> **Assignment**
The records below must be copied in full, exactly as they read.

> **Working data**
--*--

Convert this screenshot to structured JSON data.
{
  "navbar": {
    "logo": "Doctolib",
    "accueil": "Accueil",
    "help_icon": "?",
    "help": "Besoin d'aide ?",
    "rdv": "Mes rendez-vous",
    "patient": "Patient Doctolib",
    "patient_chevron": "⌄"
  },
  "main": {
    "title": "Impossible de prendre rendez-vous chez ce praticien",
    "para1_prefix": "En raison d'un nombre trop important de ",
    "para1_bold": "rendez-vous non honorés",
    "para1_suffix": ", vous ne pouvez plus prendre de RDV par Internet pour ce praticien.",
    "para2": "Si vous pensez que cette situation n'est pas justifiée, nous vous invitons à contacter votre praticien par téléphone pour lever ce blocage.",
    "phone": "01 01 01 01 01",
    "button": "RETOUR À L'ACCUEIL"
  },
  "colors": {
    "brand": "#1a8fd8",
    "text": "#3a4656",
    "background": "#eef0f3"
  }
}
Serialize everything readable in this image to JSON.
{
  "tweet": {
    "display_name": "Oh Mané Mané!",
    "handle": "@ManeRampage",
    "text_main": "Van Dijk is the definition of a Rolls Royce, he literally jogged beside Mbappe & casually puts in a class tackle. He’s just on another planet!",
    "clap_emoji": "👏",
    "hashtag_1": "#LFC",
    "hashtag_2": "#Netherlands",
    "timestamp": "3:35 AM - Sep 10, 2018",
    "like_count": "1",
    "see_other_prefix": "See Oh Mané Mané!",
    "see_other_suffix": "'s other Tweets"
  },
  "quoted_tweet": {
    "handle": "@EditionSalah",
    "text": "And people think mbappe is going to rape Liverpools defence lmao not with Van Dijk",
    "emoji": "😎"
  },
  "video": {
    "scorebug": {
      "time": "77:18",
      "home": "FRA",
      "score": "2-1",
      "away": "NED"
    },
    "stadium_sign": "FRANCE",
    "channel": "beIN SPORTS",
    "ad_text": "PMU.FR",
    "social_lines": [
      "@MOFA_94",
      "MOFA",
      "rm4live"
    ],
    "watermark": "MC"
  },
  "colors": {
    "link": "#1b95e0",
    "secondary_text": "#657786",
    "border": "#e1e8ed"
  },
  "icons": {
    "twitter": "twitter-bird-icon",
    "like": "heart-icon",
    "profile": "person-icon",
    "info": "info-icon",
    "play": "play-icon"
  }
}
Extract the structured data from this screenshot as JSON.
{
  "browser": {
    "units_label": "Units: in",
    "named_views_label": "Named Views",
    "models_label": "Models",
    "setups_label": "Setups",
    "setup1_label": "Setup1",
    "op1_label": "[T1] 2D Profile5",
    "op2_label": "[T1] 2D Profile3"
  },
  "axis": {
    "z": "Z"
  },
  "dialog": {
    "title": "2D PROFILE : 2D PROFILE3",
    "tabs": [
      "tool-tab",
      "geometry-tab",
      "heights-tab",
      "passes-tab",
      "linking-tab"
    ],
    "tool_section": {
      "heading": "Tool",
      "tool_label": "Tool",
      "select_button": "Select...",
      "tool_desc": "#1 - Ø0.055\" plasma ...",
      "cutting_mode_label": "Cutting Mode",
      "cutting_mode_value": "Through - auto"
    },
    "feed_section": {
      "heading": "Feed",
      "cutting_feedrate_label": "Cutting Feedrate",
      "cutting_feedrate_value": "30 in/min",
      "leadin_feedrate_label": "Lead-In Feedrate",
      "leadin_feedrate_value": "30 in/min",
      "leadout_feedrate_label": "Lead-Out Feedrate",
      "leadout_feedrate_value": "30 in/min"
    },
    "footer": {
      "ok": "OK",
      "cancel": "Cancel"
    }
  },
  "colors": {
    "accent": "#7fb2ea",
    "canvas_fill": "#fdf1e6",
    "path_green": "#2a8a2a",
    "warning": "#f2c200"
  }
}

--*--

> **Reply to the task**
Convert this screenshot to structured JSON data.
{
  "navbar": {
    "logo": "Doctolib",
    "accueil": "Accueil",
    "help_icon": "?",
    "help": "Besoin d'aide ?",
    "rdv": "Mes rendez-vous",
    "patient": "Patient Doctolib",
    "patient_chevron": "⌄"
  },
  "main": {
    "title": "Impossible de prendre rendez-vous chez ce praticien",
    "para1_prefix": "En raison d'un nombre trop important de ",
    "para1_bold": "rendez-vous non honorés",
    "para1_suffix": ", vous ne pouvez plus prendre de RDV par Internet pour ce praticien.",
    "para2": "Si vous pensez que cette situation n'est pas justifiée, nous vous invitons à contacter votre praticien par téléphone pour lever ce blocage.",
    "phone": "01 01 01 01 01",
    "button": "RETOUR À L'ACCUEIL"
  },
  "colors": {
    "brand": "#1a8fd8",
    "text": "#3a4656",
    "background": "#eef0f3"
  }
}
Serialize everything readable in this image to JSON.
{
  "tweet": {
    "display_name": "Oh Mané Mané!",
    "handle": "@ManeRampage",
    "text_main": "Van Dijk is the definition of a Rolls Royce, he literally jogged beside Mbappe & casually puts in a class tackle. He’s just on another planet!",
    "clap_emoji": "👏",
    "hashtag_1": "#LFC",
    "hashtag_2": "#Netherlands",
    "timestamp": "3:35 AM - Sep 10, 2018",
    "like_count": "1",
    "see_other_prefix": "See Oh Mané Mané!",
    "see_other_suffix": "'s other Tweets"
  },
  "quoted_tweet": {
    "handle": "@EditionSalah",
    "text": "And people think mbappe is going to rape Liverpools defence lmao not with Van Dijk",
    "emoji": "😎"
  },
  "video": {
    "scorebug": {
      "time": "77:18",
      "home": "FRA",
      "score": "2-1",
      "away": "NED"
    },
    "stadium_sign": "FRANCE",
    "channel": "beIN SPORTS",
    "ad_text": "PMU.FR",
    "social_lines": [
      "@MOFA_94",
      "MOFA",
      "rm4live"
    ],
    "watermark": "MC"
  },
  "colors": {
    "link": "#1b95e0",
    "secondary_text": "#657786",
    "border": "#e1e8ed"
  },
  "icons": {
    "twitter": "twitter-bird-icon",
    "like": "heart-icon",
    "profile": "person-icon",
    "info": "info-icon",
    "play": "play-icon"
  }
}
Extract the structured data from this screenshot as JSON.
{
  "browser": {
    "units_label": "Units: in",
    "named_views_label": "Named Views",
    "models_label": "Models",
    "setups_label": "Setups",
    "setup1_label": "Setup1",
    "op1_label": "[T1] 2D Profile5",
    "op2_label": "[T1] 2D Profile3"
  },
  "axis": {
    "z": "Z"
  },
  "dialog": {
    "title": "2D PROFILE : 2D PROFILE3",
    "tabs": [
      "tool-tab",
      "geometry-tab",
      "heights-tab",
      "passes-tab",
      "linking-tab"
    ],
    "tool_section": {
      "heading": "Tool",
      "tool_label": "Tool",
      "select_button": "Select...",
      "tool_desc": "#1 - Ø0.055\" plasma ...",
      "cutting_mode_label": "Cutting Mode",
      "cutting_mode_value": "Through - auto"
    },
    "feed_section": {
      "heading": "Feed",
      "cutting_feedrate_label": "Cutting Feedrate",
      "cutting_feedrate_value": "30 in/min",
      "leadin_feedrate_label": "Lead-In Feedrate",
      "leadin_feedrate_value": "30 in/min",
      "leadout_feedrate_label": "Lead-Out Feedrate",
      "leadout_feedrate_value": "30 in/min"
    },
    "footer": {
      "ok": "OK",
      "cancel": "Cancel"
    }
  },
  "colors": {
    "accent": "#7fb2ea",
    "canvas_fill": "#fdf1e6",
    "path_green": "#2a8a2a",
    "warning": "#f2c200"
  }
}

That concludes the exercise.